Whenever I read the words I am immediately transported back to my sophomore year self with all of the anger, pain and bitter amusement from that night. It was easy to feel the victim. In fact, there is still a proclivity to sit in the role without looking beyond the four walls. When I do, it is easy to see how I might have forced someone into the same box.

How many times have my ignorant words had the same effect as that tall fellow’s? I wonder how often my focused ambition blinds me to the responses of others.

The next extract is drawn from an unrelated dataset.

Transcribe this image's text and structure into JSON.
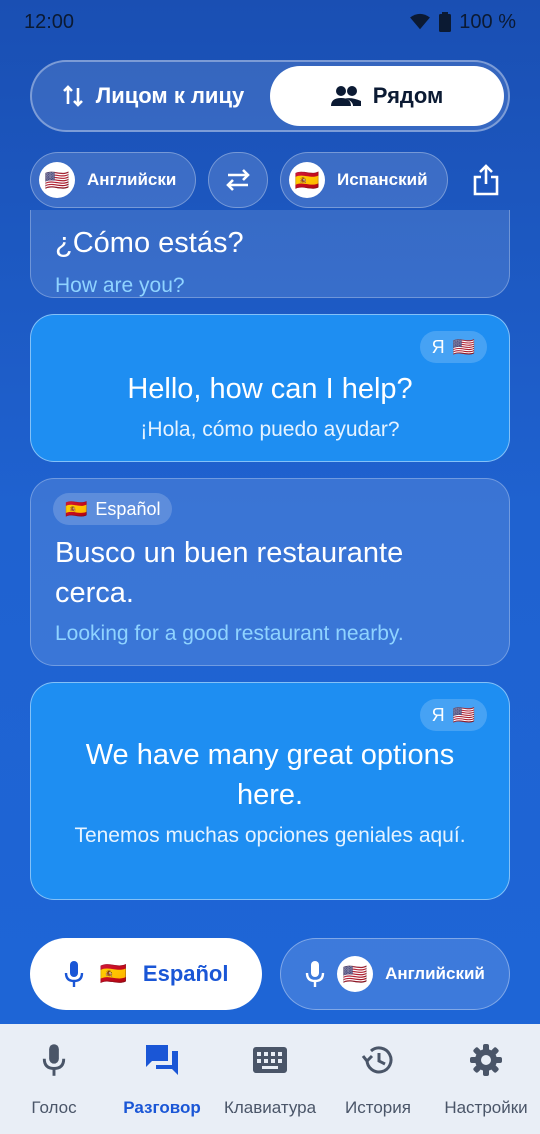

In Proverbs, Solomon offers up a reminder of the tongue’s power, “There is one whose rash words are like sword thrusts, but the tongue of the wise brings healing.”

Tall fellow’s words were rash and they hurt. However, I cannot think that my words have always brought healing. Thankfully, sweet salutations, words of encouragement, prayers, jokes, affirmation and considerate conversation offer ways to unbalance the scales in favor of healing.

Whether you believe Oscar Wilde, who said, “All bad poetry springs from genuine feeling,” in half or whole — he has a point. My poetry, from whimsical to scathing, is a remnant of who I was in a time I will never have back. As Carl Sandburg said, “Poetry is an echo, asking a shadow to dance.”

It also offers insight into how I can choose to behave today, tomorrow and beyond.

Maybe one day I will find my way back to the emotion-packed form of expression, but for now I will enjoy the writings as they are in hopes of harvesting more memories and reminders.